Mary connects God’s promise to Abraham, His promise to David, and His promise to Israel because she knows that the promised seed is in fact the holy seed within her womb. Mary knows that her son will atone for the sins of His people with His own blood. Mary knows that He will reign over Israel on the throne of His father David. Mary knows that He is Israel’s help and that through Him all the families of the earth will be blessed.
What did Mary know? Mary knew the gospel, and that knowledge propelled her to worship her God.
The reader is probably aware of the Christmas song Mary Did You Know? This song has been around for a few decades and has become quite popular in Christian circles. The lyrics reflect upon the various deeds of Jesus Christ from the gospel accounts and then form them into questions directed at Mary.
Did Mary know that Jesus would walk on water or that he would restore a blind man?
If you’re asking whether or not Mary was omniscient and knew every detail of her son’s earthly ministry beforehand, then the answer is of course no. Mary was a normal and sinful human being that was shown grace by a merciful God.
But if you’re asking whether or not Mary knew that her son was indeed God incarnate and that He would redeem God’s creation to be once again very good through His substitutionary and atoning death and that He would rule and reign as king, then the answer is a resounding YES!
The question before the reader is not so much “What did Mary know?” as it is “What do you know?”
Do you know that Mary’s son, Jesus, is indeed God incarnate?
Do you know that He is the promised seed of Abraham and seed of David who came to bless the families of the earth?
Do you know that He came to die in the place of sinners, just like you?
Do you know that, as a sinner, you are in rebellion against Him?
Do you know that He is King and that you owe Him your allegiance?
Do you know that you will face His wrath unless you confess your rebellion, proclaim Him as King, and submit to His rule?
Do you know that there is untold blessing for those who fear Him?
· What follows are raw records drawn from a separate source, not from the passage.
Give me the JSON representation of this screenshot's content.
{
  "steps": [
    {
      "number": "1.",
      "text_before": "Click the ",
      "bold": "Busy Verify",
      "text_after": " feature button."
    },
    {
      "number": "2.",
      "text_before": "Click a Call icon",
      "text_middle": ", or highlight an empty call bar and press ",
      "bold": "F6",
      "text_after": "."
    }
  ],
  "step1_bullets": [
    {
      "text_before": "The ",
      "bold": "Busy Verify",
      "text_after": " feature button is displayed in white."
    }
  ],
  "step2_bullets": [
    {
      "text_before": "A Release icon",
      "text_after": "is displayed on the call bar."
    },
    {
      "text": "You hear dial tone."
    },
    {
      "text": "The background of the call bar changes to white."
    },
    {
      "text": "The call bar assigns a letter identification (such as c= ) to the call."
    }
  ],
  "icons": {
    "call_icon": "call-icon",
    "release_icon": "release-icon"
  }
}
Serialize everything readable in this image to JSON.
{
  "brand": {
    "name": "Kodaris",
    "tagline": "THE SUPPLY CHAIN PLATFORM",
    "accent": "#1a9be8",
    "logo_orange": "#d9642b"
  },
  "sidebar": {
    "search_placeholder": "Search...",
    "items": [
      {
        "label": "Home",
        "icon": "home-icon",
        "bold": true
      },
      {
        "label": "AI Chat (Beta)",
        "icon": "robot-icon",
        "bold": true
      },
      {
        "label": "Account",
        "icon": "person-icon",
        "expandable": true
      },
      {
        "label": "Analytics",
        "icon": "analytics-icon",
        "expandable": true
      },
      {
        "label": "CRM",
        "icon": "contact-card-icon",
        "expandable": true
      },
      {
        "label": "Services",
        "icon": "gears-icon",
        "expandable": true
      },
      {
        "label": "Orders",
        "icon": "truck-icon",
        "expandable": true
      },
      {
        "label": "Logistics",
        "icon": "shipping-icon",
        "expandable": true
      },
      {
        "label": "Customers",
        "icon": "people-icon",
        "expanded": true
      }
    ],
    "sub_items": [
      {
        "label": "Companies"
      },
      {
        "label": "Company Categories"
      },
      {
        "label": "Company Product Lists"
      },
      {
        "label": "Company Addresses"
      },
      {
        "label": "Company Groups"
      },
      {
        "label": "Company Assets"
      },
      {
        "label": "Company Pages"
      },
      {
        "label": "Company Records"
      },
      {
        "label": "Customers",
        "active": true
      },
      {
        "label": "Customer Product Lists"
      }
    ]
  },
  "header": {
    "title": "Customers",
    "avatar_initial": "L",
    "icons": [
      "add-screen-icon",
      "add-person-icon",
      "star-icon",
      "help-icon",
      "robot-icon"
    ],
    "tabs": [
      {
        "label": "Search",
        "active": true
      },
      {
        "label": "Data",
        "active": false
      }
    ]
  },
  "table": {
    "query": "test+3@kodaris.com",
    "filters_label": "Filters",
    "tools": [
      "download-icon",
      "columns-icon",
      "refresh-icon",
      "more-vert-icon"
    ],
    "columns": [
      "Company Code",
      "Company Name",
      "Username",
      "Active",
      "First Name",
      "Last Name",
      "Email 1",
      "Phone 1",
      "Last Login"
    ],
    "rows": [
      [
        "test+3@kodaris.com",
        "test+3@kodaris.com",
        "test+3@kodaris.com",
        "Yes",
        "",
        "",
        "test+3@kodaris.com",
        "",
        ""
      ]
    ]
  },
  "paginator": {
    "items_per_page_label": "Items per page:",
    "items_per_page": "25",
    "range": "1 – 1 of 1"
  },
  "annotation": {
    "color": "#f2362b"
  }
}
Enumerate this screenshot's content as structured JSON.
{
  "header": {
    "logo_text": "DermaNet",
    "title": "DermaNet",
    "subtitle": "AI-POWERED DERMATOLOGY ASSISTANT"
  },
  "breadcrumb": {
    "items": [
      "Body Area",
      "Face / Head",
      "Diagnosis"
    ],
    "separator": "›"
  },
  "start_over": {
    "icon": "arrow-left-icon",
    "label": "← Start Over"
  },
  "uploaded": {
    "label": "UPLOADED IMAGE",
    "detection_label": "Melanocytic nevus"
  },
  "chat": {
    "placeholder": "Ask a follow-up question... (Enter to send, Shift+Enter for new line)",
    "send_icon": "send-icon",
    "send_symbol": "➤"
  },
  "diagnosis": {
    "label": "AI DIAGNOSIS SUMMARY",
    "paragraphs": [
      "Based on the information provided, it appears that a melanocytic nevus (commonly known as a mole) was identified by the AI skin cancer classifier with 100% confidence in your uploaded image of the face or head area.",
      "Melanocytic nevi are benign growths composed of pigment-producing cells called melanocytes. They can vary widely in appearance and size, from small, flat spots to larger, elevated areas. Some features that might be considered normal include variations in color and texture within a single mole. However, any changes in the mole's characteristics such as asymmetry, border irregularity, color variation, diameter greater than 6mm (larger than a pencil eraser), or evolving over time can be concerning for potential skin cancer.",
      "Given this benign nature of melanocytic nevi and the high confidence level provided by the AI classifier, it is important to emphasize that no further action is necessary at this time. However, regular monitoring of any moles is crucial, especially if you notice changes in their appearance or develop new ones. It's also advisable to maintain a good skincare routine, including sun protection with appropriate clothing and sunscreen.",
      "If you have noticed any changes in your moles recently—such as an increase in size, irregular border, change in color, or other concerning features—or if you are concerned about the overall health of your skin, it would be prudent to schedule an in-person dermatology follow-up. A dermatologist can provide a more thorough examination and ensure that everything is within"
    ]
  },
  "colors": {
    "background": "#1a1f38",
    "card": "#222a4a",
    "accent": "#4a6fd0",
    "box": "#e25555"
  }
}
If you did not know that, then you do now.
If you know this, believe this, and trust in this message, then let it propel you, as it did Mary, to worship Him.